**Aim of the task:**
Output the full listing below exactly, without the pictures.
::::
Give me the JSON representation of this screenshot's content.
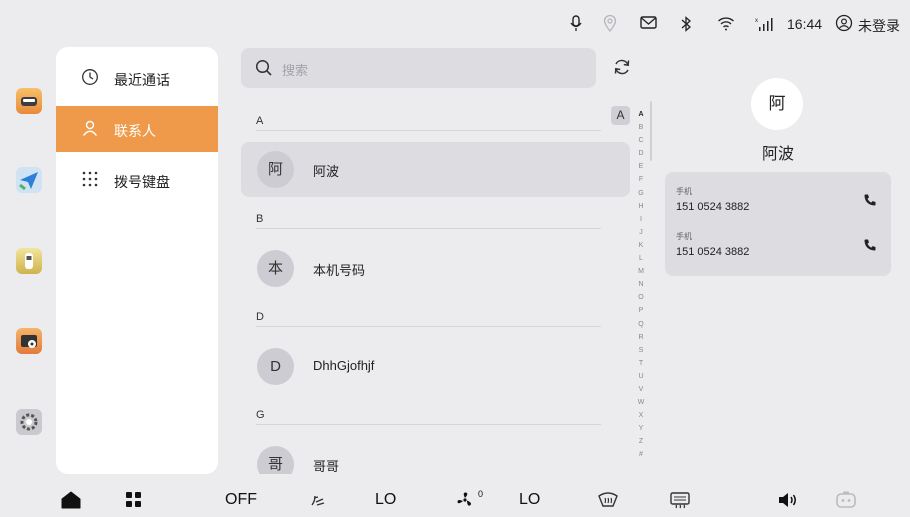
{
  "status_bar": {
    "time": "16:44",
    "login": "未登录",
    "icons": [
      "microphone-icon",
      "location-icon",
      "message-icon",
      "bluetooth-icon",
      "wifi-icon",
      "signal-icon",
      "user-icon"
    ]
  },
  "dock": {
    "apps": [
      "car-app-icon",
      "navigation-app-icon",
      "vehicle-app-icon",
      "media-app-icon",
      "settings-app-icon"
    ]
  },
  "nav": {
    "items": [
      {
        "label": "最近通话",
        "icon": "clock-icon",
        "active": false
      },
      {
        "label": "联系人",
        "icon": "person-icon",
        "active": true
      },
      {
        "label": "拨号键盘",
        "icon": "keypad-icon",
        "active": false
      }
    ]
  },
  "search": {
    "placeholder": "搜索"
  },
  "contacts": {
    "sections": [
      {
        "letter": "A",
        "items": [
          {
            "avatar": "阿",
            "name": "阿波",
            "selected": true
          }
        ]
      },
      {
        "letter": "B",
        "items": [
          {
            "avatar": "本",
            "name": "本机号码",
            "selected": false
          }
        ]
      },
      {
        "letter": "D",
        "items": [
          {
            "avatar": "D",
            "name": "DhhGjofhjf",
            "selected": false
          }
        ]
      },
      {
        "letter": "G",
        "items": [
          {
            "avatar": "哥",
            "name": "哥哥",
            "selected": false
          }
        ]
      }
    ]
  },
  "alphabet": {
    "current": "A",
    "letters": [
      "A",
      "B",
      "C",
      "D",
      "E",
      "F",
      "G",
      "H",
      "I",
      "J",
      "K",
      "L",
      "M",
      "N",
      "O",
      "P",
      "Q",
      "R",
      "S",
      "T",
      "U",
      "V",
      "W",
      "X",
      "Y",
      "Z",
      "#"
    ]
  },
  "detail": {
    "avatar": "阿",
    "name": "阿波",
    "phones": [
      {
        "type": "手机",
        "number": "151 0524 3882"
      },
      {
        "type": "手机",
        "number": "151 0524 3882"
      }
    ]
  },
  "bottom_bar": {
    "ac_status": "OFF",
    "left_temp": "LO",
    "fan_level": "0",
    "right_temp": "LO",
    "icons": [
      "home-icon",
      "apps-grid-icon",
      "airflow-icon",
      "fan-icon",
      "front-defrost-icon",
      "rear-defrost-icon",
      "volume-icon",
      "assistant-icon"
    ]
  },
  "colors": {
    "accent": "#ef9a4a",
    "background": "#ececef",
    "card": "#ffffff",
    "row_selected": "#dcdce1"
  }
}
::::
**Task answer:**
Give me the JSON representation of this screenshot's content.
{
  "status_bar": {
    "time": "16:44",
    "login": "未登录",
    "icons": [
      "microphone-icon",
      "location-icon",
      "message-icon",
      "bluetooth-icon",
      "wifi-icon",
      "signal-icon",
      "user-icon"
    ]
  },
  "dock": {
    "apps": [
      "car-app-icon",
      "navigation-app-icon",
      "vehicle-app-icon",
      "media-app-icon",
      "settings-app-icon"
    ]
  },
  "nav": {
    "items": [
      {
        "label": "最近通话",
        "icon": "clock-icon",
        "active": false
      },
      {
        "label": "联系人",
        "icon": "person-icon",
        "active": true
      },
      {
        "label": "拨号键盘",
        "icon": "keypad-icon",
        "active": false
      }
    ]
  },
  "search": {
    "placeholder": "搜索"
  },
  "contacts": {
    "sections": [
      {
        "letter": "A",
        "items": [
          {
            "avatar": "阿",
            "name": "阿波",
            "selected": true
          }
        ]
      },
      {
        "letter": "B",
        "items": [
          {
            "avatar": "本",
            "name": "本机号码",
            "selected": false
          }
        ]
      },
      {
        "letter": "D",
        "items": [
          {
            "avatar": "D",
            "name": "DhhGjofhjf",
            "selected": false
          }
        ]
      },
      {
        "letter": "G",
        "items": [
          {
            "avatar": "哥",
            "name": "哥哥",
            "selected": false
          }
        ]
      }
    ]
  },
  "alphabet": {
    "current": "A",
    "letters": [
      "A",
      "B",
      "C",
      "D",
      "E",
      "F",
      "G",
      "H",
      "I",
      "J",
      "K",
      "L",
      "M",
      "N",
      "O",
      "P",
      "Q",
      "R",
      "S",
      "T",
      "U",
      "V",
      "W",
      "X",
      "Y",
      "Z",
      "#"
    ]
  },
  "detail": {
    "avatar": "阿",
    "name": "阿波",
    "phones": [
      {
        "type": "手机",
        "number": "151 0524 3882"
      },
      {
        "type": "手机",
        "number": "151 0524 3882"
      }
    ]
  },
  "bottom_bar": {
    "ac_status": "OFF",
    "left_temp": "LO",
    "fan_level": "0",
    "right_temp": "LO",
    "icons": [
      "home-icon",
      "apps-grid-icon",
      "airflow-icon",
      "fan-icon",
      "front-defrost-icon",
      "rear-defrost-icon",
      "volume-icon",
      "assistant-icon"
    ]
  },
  "colors": {
    "accent": "#ef9a4a",
    "background": "#ececef",
    "card": "#ffffff",
    "row_selected": "#dcdce1"
  }
}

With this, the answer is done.